Data records:
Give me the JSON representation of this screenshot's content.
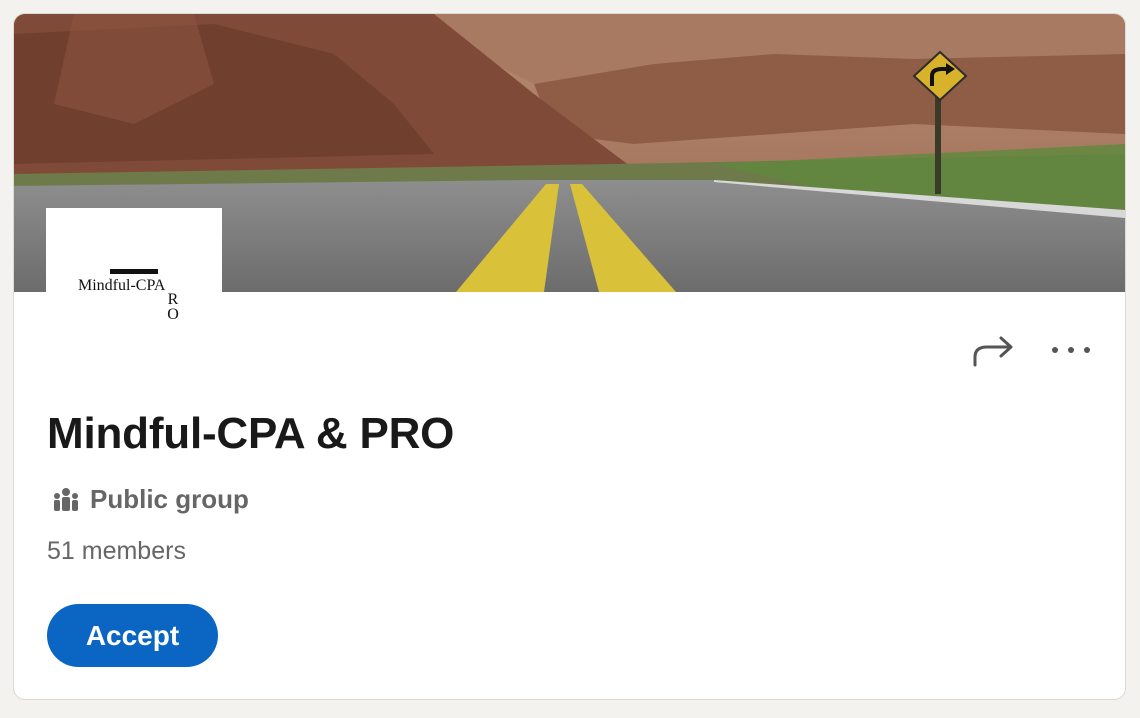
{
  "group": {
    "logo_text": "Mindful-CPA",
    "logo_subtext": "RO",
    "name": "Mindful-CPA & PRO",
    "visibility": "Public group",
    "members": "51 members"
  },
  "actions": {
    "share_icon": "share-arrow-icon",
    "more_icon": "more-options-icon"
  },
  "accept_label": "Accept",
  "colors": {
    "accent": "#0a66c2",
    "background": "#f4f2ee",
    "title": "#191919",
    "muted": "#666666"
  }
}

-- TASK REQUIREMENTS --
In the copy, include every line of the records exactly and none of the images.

-- EXERCISE RESPONSE --
Give me the JSON representation of this screenshot's content.
{
  "group": {
    "logo_text": "Mindful-CPA",
    "logo_subtext": "RO",
    "name": "Mindful-CPA & PRO",
    "visibility": "Public group",
    "members": "51 members"
  },
  "actions": {
    "share_icon": "share-arrow-icon",
    "more_icon": "more-options-icon"
  },
  "accept_label": "Accept",
  "colors": {
    "accent": "#0a66c2",
    "background": "#f4f2ee",
    "title": "#191919",
    "muted": "#666666"
  }
}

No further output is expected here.